  • have been growing.

  • And, of course, again, key insight of this report:

  • it's not the same everywhere.

  • Climate change is not uniform.

  • It is having different impacts in different

  • parts of the country and that's why it's so important

  • that this study based on advancing science over

  • the past five years since the last one came

  • out has been able to disaggregate these

  • on-going and expected impacts regionally.

  • When President Obama launched his Climate

  • Action Plan, he made clear that the information

  • in this new climate assessment would

  • be used and it will be used to inform the efforts

  • at the federal, state, and local levels

  • to increase preparedness for and resilience against

  • the impacts of changes in climate that

  • can no longer be avoided.

  • And I think it's very important to say that

  • this report is not just a bad news story about

  • all the impacts that are happening.

  • It's a good news story about

  • the many opportunities to take cost-effective

  • actions to reduce the damages.

  • I want to acknowledge a number of folks,

  • including the stakeholders in this room, who have gathered

  • to hear about this and who will be crucial actors

  • going out and promoting, propagating,

  • and implementing the findings of this report.

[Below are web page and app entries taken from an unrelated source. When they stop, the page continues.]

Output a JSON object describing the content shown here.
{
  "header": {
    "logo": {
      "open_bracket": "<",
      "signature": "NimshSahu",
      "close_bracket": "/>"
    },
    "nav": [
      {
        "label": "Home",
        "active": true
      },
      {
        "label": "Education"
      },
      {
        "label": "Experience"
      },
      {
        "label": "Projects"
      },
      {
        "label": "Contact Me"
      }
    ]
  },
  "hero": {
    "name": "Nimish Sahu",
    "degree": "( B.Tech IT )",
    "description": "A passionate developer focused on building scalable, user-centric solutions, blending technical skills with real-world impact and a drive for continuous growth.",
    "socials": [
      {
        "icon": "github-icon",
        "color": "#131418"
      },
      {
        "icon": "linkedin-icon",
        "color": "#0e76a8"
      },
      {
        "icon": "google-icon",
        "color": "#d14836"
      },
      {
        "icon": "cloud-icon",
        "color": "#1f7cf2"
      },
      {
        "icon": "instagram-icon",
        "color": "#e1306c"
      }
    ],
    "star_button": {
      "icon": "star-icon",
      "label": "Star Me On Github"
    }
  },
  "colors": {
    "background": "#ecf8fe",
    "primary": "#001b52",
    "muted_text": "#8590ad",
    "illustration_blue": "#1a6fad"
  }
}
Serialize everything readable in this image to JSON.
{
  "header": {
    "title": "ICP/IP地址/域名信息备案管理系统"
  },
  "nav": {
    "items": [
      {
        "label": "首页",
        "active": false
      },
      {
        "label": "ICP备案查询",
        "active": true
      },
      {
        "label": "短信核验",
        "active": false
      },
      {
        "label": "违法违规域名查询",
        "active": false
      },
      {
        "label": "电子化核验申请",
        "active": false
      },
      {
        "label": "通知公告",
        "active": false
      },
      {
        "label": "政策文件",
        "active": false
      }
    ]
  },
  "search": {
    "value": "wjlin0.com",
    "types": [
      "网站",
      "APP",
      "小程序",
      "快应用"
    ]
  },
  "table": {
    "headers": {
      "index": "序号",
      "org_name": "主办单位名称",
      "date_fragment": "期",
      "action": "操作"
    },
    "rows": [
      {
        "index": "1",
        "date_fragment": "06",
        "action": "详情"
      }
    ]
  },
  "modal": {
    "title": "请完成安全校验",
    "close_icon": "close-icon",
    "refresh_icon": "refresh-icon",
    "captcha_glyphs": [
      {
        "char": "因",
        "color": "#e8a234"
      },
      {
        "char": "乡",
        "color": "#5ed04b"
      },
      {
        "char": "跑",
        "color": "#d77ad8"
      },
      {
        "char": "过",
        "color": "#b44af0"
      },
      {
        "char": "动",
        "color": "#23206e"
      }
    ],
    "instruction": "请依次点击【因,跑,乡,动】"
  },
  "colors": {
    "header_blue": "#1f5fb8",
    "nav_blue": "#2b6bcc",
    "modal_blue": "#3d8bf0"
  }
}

  • We are grateful for all of your engagement,

  • but I do want to thank four key individuals without whom

  • this report would never have come to fruition.

  • Kathy Sullivan the Administrator of NOAA

  • and Under Secretary of Commerce whom you'll hear

  • from later in the program for NOAA's

  • key partnership in bringing this assessment to fruition,

  • and I should mention as well her predecessor

  • Jane Lubchenco who regrets that she couldn't

  • be here but I spoke with her last evening and she handed

  • the reins over to Kathy Sullivan from

  • Jane's earlier involvement from NOAA in this extraordinary

  • effort and again, without NOA's partnership support,

  • needless to say also money,

  • this study would not have been completed.

  • Jerry Mellilo the Chair of the National

  • Climate Assessment Development Advisory Committee

  • affectionately called the NCADAC fac.

  • Jerry's leadership in this endeavor ensured rigor,

  • scientific integrity at every step of the way.

  • You'll hear from Jerry in a moment as well.

  • Cassie Jacobs who was the first executive director

  • of the assessment whose vision and dedication

  • really made this the most transparent national

  • climate assessment ever and who kept

  • the trains running on time for more than two years.

  • Cassie was a great contributor and then

  • Cassie's successor Fabian Loree

  • who seamlessly picked

  • up the ball and saw this report over the finish line

  • with dedication, focus, and competence.

  • I think to these folks and to the entire National

  • Climate Assessment team, the whole NCADAC fac,

  • the 300 authors, the even more numerous reviewers.

  • I think we owe them a big vote of thanks

  • and I want to lead that.

  • (applause)

  • Dr. John P. Holdren: And to the rest

  • of you who are here today

  • are partners at organizations

  • and institutions standing ready to disseminate

  • and communicate the findings of this report

  • and its message that we need to take action and

  • we can take action, I ask each of you here to absorb

  • the energy and enthusiasm that we're generating today,

  • carry it back, share it with

  • your constituencies, share it with your communities.

  • This is, in a sense, a new beginning of this effort

  • to reach out all across the country

  • and incentivize and organize the kinds

  • of actions we need.

  • Tell folks to visit globalchange.gov

  • to get informed about what climate is doing

  • in the regions where they live and work.

  • Ask them to share that information further

  • and invite them to share stories

  • about what they're doing, what their communities

  • are doing by using the hashtag #ActOnClimate.

  • Now, I will wrap up, strap on my Master of Ceremonies

  • hat, and proceed to the introduction

  • of the next speaker who is none other than Dr. Jerry Mellilo.

  • Jerry, I'm surprised to say given

  • the enormous amount of work he had to put in to help bring

  • this study over the finish line,

  • actually has a day job.